**Records from a collection**

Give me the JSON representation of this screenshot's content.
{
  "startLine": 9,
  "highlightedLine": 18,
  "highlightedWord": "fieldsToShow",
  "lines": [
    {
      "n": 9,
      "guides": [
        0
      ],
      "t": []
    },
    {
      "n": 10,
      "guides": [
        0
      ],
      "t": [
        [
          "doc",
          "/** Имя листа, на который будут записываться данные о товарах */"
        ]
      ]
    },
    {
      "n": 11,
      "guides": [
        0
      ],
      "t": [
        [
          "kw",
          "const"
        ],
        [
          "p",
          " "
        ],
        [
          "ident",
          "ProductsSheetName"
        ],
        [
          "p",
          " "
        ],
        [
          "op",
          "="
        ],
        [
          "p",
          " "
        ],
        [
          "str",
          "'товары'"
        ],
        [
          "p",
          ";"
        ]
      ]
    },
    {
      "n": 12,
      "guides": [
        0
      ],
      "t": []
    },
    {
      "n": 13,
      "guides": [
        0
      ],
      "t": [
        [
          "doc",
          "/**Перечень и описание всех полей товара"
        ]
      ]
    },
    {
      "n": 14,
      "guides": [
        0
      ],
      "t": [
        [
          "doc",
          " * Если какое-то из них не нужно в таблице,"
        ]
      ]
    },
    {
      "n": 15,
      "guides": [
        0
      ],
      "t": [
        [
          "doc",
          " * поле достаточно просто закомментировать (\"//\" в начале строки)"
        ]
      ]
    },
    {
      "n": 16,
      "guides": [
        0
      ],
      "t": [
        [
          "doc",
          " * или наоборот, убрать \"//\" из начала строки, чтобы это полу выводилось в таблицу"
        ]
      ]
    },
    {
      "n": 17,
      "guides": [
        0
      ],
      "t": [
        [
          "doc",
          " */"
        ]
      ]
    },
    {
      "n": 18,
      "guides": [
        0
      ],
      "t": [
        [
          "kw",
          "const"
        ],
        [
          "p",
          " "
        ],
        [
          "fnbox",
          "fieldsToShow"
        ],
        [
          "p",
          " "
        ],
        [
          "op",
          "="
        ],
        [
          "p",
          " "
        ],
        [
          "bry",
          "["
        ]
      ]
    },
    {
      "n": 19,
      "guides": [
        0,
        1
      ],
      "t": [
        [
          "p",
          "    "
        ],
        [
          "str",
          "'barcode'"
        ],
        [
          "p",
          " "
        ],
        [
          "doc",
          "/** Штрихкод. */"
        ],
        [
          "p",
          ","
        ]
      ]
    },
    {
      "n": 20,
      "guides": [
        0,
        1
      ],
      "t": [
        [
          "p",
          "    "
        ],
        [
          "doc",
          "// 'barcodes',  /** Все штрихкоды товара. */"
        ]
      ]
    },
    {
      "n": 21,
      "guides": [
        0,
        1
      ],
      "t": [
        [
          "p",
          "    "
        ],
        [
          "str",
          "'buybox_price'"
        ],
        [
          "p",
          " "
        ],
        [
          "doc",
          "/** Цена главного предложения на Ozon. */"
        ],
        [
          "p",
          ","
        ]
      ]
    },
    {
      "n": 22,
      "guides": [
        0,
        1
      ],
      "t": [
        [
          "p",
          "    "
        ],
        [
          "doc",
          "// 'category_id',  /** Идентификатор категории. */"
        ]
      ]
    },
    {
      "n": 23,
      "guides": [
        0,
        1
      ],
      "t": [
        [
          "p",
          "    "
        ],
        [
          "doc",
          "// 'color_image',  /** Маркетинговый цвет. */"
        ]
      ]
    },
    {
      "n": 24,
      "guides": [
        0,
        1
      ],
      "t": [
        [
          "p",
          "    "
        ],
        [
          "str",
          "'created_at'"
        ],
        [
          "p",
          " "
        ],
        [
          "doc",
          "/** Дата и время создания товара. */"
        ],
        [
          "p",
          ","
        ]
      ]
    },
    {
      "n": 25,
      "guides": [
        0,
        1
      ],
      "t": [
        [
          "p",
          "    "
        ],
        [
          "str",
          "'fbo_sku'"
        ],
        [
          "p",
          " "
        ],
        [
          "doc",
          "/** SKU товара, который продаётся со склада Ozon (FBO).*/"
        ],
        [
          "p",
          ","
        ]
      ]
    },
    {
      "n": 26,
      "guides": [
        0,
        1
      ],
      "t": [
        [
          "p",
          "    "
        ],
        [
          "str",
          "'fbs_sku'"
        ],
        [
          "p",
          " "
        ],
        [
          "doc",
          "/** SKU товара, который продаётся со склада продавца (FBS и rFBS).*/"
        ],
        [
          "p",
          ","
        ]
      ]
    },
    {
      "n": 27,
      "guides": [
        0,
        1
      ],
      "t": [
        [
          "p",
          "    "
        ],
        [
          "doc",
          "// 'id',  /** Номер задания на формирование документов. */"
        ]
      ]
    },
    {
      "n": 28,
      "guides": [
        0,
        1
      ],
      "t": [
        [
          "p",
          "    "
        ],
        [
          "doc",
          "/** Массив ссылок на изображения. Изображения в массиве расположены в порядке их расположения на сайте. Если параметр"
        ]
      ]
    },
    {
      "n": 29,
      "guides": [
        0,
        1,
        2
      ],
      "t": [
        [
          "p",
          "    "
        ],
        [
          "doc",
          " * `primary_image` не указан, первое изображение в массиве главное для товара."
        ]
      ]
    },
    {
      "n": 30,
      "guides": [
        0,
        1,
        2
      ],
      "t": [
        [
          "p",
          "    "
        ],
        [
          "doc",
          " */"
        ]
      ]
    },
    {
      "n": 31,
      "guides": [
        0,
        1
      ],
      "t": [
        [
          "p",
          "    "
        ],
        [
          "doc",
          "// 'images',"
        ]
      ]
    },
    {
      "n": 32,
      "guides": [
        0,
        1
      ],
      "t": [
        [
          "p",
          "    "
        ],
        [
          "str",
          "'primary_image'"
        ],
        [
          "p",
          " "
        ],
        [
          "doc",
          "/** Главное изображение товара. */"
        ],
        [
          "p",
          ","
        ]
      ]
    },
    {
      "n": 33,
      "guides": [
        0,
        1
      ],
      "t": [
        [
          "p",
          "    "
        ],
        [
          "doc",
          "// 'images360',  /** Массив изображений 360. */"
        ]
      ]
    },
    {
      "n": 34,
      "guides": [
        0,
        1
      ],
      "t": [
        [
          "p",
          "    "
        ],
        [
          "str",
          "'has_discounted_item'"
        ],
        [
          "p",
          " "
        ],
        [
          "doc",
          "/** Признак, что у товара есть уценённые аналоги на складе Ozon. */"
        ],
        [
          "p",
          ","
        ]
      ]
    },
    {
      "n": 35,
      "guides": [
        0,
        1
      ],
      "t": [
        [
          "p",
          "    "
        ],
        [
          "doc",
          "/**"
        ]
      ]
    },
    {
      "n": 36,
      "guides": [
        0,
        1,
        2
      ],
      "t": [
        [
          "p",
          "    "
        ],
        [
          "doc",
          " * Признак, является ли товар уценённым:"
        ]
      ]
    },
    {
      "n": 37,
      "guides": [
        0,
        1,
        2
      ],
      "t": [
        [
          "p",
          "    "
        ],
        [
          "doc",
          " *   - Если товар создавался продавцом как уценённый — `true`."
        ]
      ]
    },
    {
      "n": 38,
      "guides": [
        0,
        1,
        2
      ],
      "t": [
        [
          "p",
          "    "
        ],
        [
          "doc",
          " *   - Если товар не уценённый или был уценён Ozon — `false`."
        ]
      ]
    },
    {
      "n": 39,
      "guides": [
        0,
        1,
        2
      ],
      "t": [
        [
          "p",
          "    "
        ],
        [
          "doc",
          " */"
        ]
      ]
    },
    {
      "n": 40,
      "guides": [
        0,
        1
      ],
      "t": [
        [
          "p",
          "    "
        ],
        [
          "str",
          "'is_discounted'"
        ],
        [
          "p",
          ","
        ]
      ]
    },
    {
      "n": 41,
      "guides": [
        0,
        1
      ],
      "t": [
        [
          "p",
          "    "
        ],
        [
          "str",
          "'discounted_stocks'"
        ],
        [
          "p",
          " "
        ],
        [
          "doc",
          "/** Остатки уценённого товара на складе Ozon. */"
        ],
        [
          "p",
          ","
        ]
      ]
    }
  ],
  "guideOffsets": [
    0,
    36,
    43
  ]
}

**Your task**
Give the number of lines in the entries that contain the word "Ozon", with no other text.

**Written solution**
5